In fact, agreements such as this could be the way forward. In Wilmot’s opinion: “Rather than consolidation for consolidation’s sake, we might see more strategic alliances between managers and key investors. There’s a real appetite and relevance for private credit as a core allocation for investors. It has demonstrated strong investment features in terms of yield and downside protection; the case has been proven that it functions well as an asset class. We have already seen some instances of investors trying to get more closely involved with some managers.”
Evidence of this can be observed in the market. The Arizona State Retirement System stated it is looking to dedicate USD1 in every USD6 it manages to direct lending and Calpers is reportedly changing its investment policy which currently sees the fund not investing in the space.

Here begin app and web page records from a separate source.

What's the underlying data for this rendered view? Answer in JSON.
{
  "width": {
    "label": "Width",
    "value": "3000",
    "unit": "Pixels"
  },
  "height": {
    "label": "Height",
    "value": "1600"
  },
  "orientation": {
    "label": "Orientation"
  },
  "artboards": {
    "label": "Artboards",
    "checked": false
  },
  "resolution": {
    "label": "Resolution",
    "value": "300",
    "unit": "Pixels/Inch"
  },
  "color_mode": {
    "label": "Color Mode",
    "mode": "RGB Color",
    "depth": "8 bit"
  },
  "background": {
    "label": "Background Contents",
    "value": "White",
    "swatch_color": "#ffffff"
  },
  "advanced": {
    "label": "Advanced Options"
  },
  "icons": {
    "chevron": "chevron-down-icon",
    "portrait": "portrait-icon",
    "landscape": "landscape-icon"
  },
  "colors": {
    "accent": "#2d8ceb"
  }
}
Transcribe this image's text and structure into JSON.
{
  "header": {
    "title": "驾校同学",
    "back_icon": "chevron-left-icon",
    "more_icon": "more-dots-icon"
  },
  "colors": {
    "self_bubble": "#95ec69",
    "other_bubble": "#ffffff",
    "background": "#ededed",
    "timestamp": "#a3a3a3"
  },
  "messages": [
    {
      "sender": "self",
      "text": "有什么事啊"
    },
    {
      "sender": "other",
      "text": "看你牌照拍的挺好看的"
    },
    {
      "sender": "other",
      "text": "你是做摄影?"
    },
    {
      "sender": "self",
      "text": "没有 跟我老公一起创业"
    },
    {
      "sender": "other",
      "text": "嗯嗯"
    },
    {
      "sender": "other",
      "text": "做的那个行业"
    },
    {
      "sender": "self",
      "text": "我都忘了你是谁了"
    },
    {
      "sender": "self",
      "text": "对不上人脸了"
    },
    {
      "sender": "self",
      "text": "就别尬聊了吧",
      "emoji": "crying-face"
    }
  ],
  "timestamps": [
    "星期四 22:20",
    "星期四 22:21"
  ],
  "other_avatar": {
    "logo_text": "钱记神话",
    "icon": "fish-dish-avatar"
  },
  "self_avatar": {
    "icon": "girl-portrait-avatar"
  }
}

Other US pension fund behemoths like the California State Teachers Retirement System (Calstrs) the New York State Common Retirement Fund, the Ohio Police & Fire Pension Fund and the Illinois Teachers’ Retirement System, have all declared their continued interest and allocation plans in relation to private debt.
According to Dietzsch the consolidation is going to have a barbell effect on the private debt industry with large players at one end and smaller niche managers at the other: “The players which are currently stuck in the middle will most likely drop out. There are niche managers who offer very bespoke solutions to companies and those will remain. The rest of the market will likely be made up of the larger managers who can absorb those middle-of-the-road groups. They are the ones that have, besides the market access, the necessary capacity and scale to maintain a deep insight into the different credits to ensure they don’t loosen their lending strategy.”
“I don’t see consolidation happening in the sense of private funds acquiring other private funds. It’s more likely that large, established funds will grow and funds that don’t have the necessary scale or track record will either slowly drift away or will have difficulty raising follow-on funds.
“If you fast forward six or seven years, I’d expect the number of European private debt managers to have reduced while the overall size of the European private debt market will have continued to increase. There will be larger funds with a reduced number of players, which shouldn’t be surprising given this is the natural consequence of a market maturing,” observes Mark Brenke, Head of Private Debt & Managing Director, Ardian.
Aani Nerlekar, Director, Solutions Consulting, SS&C Advent, gives his view: “There will always be room [in the market] for smaller niche players who purchase credit card debt [and the like], which can provide a good return but in lower volumes. I see the larger players moving towards issuance of loans and buying loans in the secondary market for higher potential returns.”